- Redditors call for a Nestlé boycott through memes 1 Year Ago
- How a 10-second Disney jingle became a meme in Thailand Today 4:48 PM
- Instagram users share photos showing gruesome killing of 17-year-old Bianca Devins Today 4:33 PM
- The horror game banned for mocking China’s president probably isn’t coming back Today 3:31 PM
- Cheap vibrators, condoms, and lube: The most satisfying Amazon Prime Day deals Today 3:07 PM
- George R.R. Martin says fan backlash won’t affect his ‘Game of Thrones’ ending Today 3:03 PM
- The very finest Area 51 memes Today 2:52 PM
- Tweet map ranks states where people are boycotting Amazon Prime Day Today 1:54 PM
- Lil Nas X says he will perform at Area 51 for free Today 12:56 PM
- The best Prime Day deals for gamers Today 12:53 PM
- How Republicans are dancing around Trump’s racist tweets Today 12:42 PM
- Not even anti-immigrant groups are defending Trump’s ‘go back’ tweets Today 12:37 PM
- Netflix’s latest chase thriller ‘Point Blank’ lacks electricity Today 12:27 PM
- Jay Inslee floats Megan Rapinoe as his secretary of state pick Today 11:33 AM
- The cast list for the ‘Kingsman’ prequel movie looks totally nuts Today 11:17 AM
Do you hear ‘Brainstorm’ or ‘Green Needle’?
Just as we finally laid the “Yanny” verses “Laurel” debate to bed, another auditory puzzle has cropped up, and this one has a bit of a twist.
Listen to the clip below. Do you hear “Brainstorm” or “Green Needle”? Instead of hearing one or the other consistently, most people can hear either depending on which word they expect or think about.
Think the Laurel or Yanny thing is weird?— George Aylett (@GeorgeAylett) May 17, 2018
You can hear the words ‘Brainstorm’ or ‘Green Needle’ based on which word you think about. Try it.pic.twitter.com/7TrS9XNhNR
If you have trouble flipping from one to the other, try mouthing the one you want to hear.
Obviously, it weirded people right the hell out.
The matrix is glitching hard.— Starlnat (@starling_nathan) May 17, 2018
what is happening why are there so many government run tests happening right now pic.twitter.com/mGdhjuuxO9— B/D/S (@bisc00t) May 17, 2018
It’s odd enough that some people thought it was a fake, and that the audio was actually changing somehow (it’s not).
This seems to be alternating 'green needle' and 'brainstorm.' I suspect trickery.— simon maginn (@simonmaginn) May 17, 2018
And just like the “Yanny” versus “Laurel” debate, experts are being called in to let us know what the heck is actually happening.
Valerie Hazan, a professor of speech sciences at University College London, told The Telegraph that the low quality of the sound allows you to interpret it in multiple ways.
“Basically, you are priming your brain to expect acoustic patterns that match expected patterns for a particular word,” she said. “When faced with an acoustic signal which is somewhat ambiguous because it is low-quality or noisy, your brain attempts a ‘best fit’ between what is heard and the expected word.”
Of course, there’s another mystery left to be solved.
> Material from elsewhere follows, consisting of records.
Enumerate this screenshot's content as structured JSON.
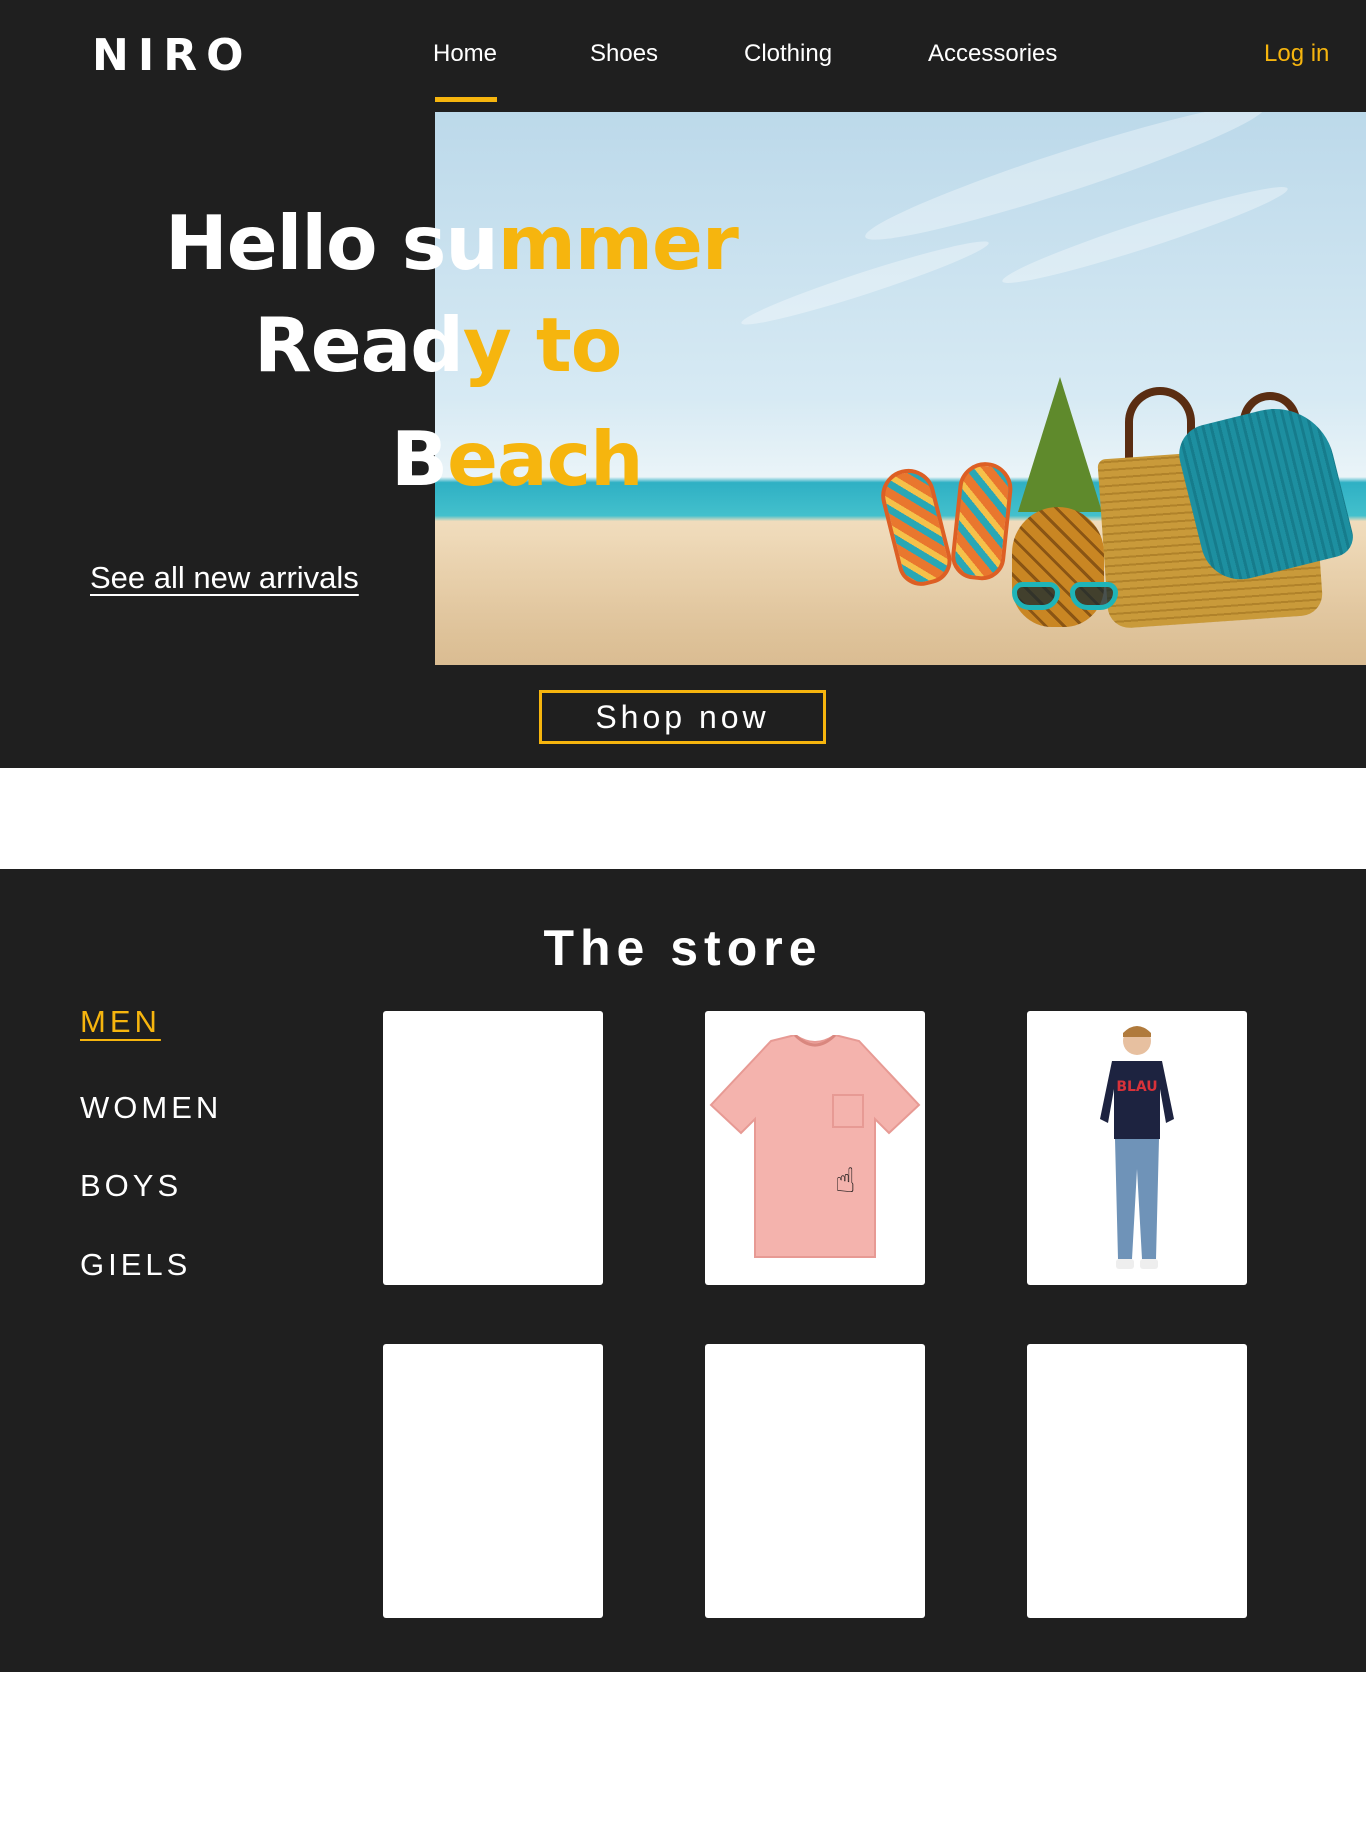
{
  "brand": {
    "name": "NIRO"
  },
  "nav": {
    "items": [
      {
        "label": "Home",
        "active": true
      },
      {
        "label": "Shoes",
        "active": false
      },
      {
        "label": "Clothing",
        "active": false
      },
      {
        "label": "Accessories",
        "active": false
      }
    ],
    "login_label": "Log in"
  },
  "hero": {
    "line1_a": "Hello su",
    "line1_b": "mmer",
    "line2_a": "Read",
    "line2_b": "y to",
    "line3_a": "B",
    "line3_b": "each",
    "link_label": "See all new arrivals",
    "cta_label": "Shop now"
  },
  "store": {
    "title": "The store",
    "categories": [
      {
        "label": "MEN",
        "active": true
      },
      {
        "label": "WOMEN",
        "active": false
      },
      {
        "label": "BOYS",
        "active": false
      },
      {
        "label": "GIELS",
        "active": false
      }
    ],
    "products": [
      {
        "image": "empty"
      },
      {
        "image": "pink-tshirt"
      },
      {
        "image": "model-blau-sweater-jeans"
      },
      {
        "image": "empty"
      },
      {
        "image": "empty"
      },
      {
        "image": "empty"
      }
    ],
    "tshirt_print": "BLAU"
  },
  "colors": {
    "accent": "#f6b50e",
    "background": "#1f1f1f",
    "text": "#ffffff",
    "tshirt": "#f4b3ad"
  }
}
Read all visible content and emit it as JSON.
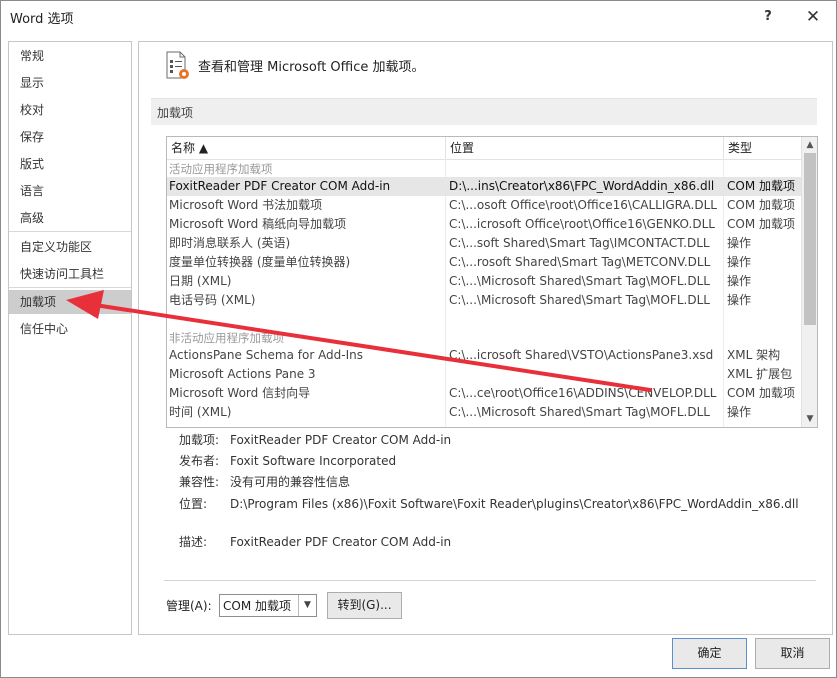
{
  "window": {
    "title": "Word 选项",
    "help_glyph": "?",
    "close_glyph": "✕"
  },
  "nav": {
    "items": [
      {
        "label": "常规"
      },
      {
        "label": "显示"
      },
      {
        "label": "校对"
      },
      {
        "label": "保存"
      },
      {
        "label": "版式"
      },
      {
        "label": "语言"
      },
      {
        "label": "高级"
      },
      {
        "label": "自定义功能区"
      },
      {
        "label": "快速访问工具栏"
      },
      {
        "label": "加载项",
        "selected": true
      },
      {
        "label": "信任中心"
      }
    ]
  },
  "header": {
    "text": "查看和管理 Microsoft Office 加载项。"
  },
  "section": {
    "title": "加载项"
  },
  "table": {
    "columns": {
      "name": "名称 ▲",
      "location": "位置",
      "type": "类型"
    },
    "groups": [
      {
        "label": "活动应用程序加载项",
        "rows": [
          {
            "name": "FoxitReader PDF Creator COM Add-in",
            "location": "D:\\...ins\\Creator\\x86\\FPC_WordAddin_x86.dll",
            "type": "COM 加载项",
            "selected": true
          },
          {
            "name": "Microsoft Word 书法加载项",
            "location": "C:\\...osoft Office\\root\\Office16\\CALLIGRA.DLL",
            "type": "COM 加载项"
          },
          {
            "name": "Microsoft Word 稿纸向导加载项",
            "location": "C:\\...icrosoft Office\\root\\Office16\\GENKO.DLL",
            "type": "COM 加载项"
          },
          {
            "name": "即时消息联系人 (英语)",
            "location": "C:\\...soft Shared\\Smart Tag\\IMCONTACT.DLL",
            "type": "操作"
          },
          {
            "name": "度量单位转换器 (度量单位转换器)",
            "location": "C:\\...rosoft Shared\\Smart Tag\\METCONV.DLL",
            "type": "操作"
          },
          {
            "name": "日期 (XML)",
            "location": "C:\\...\\Microsoft Shared\\Smart Tag\\MOFL.DLL",
            "type": "操作"
          },
          {
            "name": "电话号码 (XML)",
            "location": "C:\\...\\Microsoft Shared\\Smart Tag\\MOFL.DLL",
            "type": "操作"
          }
        ]
      },
      {
        "label": "非活动应用程序加载项",
        "rows": [
          {
            "name": "ActionsPane Schema for Add-Ins",
            "location": "C:\\...icrosoft Shared\\VSTO\\ActionsPane3.xsd",
            "type": "XML 架构"
          },
          {
            "name": "Microsoft Actions Pane 3",
            "location": "",
            "type": "XML 扩展包"
          },
          {
            "name": "Microsoft Word 信封向导",
            "location": "C:\\...ce\\root\\Office16\\ADDINS\\CENVELOP.DLL",
            "type": "COM 加载项"
          },
          {
            "name": "时间 (XML)",
            "location": "C:\\...\\Microsoft Shared\\Smart Tag\\MOFL.DLL",
            "type": "操作"
          }
        ]
      }
    ]
  },
  "details": {
    "addin_label": "加载项:",
    "addin_value": "FoxitReader PDF Creator COM Add-in",
    "publisher_label": "发布者:",
    "publisher_value": "Foxit Software Incorporated",
    "compat_label": "兼容性:",
    "compat_value": "没有可用的兼容性信息",
    "location_label": "位置:",
    "location_value": "D:\\Program Files (x86)\\Foxit Software\\Foxit Reader\\plugins\\Creator\\x86\\FPC_WordAddin_x86.dll",
    "desc_label": "描述:",
    "desc_value": "FoxitReader PDF Creator COM Add-in"
  },
  "manage": {
    "label": "管理(A):",
    "selected": "COM 加载项",
    "goto_label": "转到(G)..."
  },
  "buttons": {
    "ok": "确定",
    "cancel": "取消"
  },
  "colors": {
    "annotation_arrow": "#e8303a",
    "selection": "#cdcdcd",
    "addin_icon_accent": "#e8742a"
  },
  "icons": {
    "header": "addin-gear-icon",
    "sort": "sort-ascending-icon",
    "scroll_up": "scroll-up-icon",
    "scroll_down": "scroll-down-icon",
    "combo": "chevron-down-icon"
  }
}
What exactly is that thing and why would it be saying “Brainstorm” or “Green Needle”?
Fans of the cartoon Ben 10 might recognize the device as the “Omnitrix,” a watch-like device that allows the wearer to transform into various aliens and fight bad guys. This particular version of the Omnitrix is actually from the 2008 reboot of the show called Ben 10: Alien Force.
On the show, one of the aliens Ben can transform into is named, you guessed it, “Brainstorm.” (Although “Green Needle” would actually be a pretty cool alien name too).
The audio clip actually comes from a video of a toy review posted by YouTuber DosmRider, and for the record, he feels like Brainstorm was an underused character.
He was also pretty surprised by the sudden popularity of the clip.
Thank to everyone that pointed out to me that my Ultimate Omnitrix video was used for that Brainstorm or Green Needle video. pic.twitter.com/gFKJ4MlZZT— DosmRider (@CaptainDosm) May 17, 2018
“I was pretty surprised given that I usually don’t see any toy reviews or anything like that getting this kind of attention,” he told the Press Association. “(It) just seems hilariously random to me.”
David Britton is a writer and comedian based in Rhinebeck, New York who focuses on internet culture, memes, and viral news stories. He also writes for the Hard Times and is the creator of StoriesAboutWizards.com.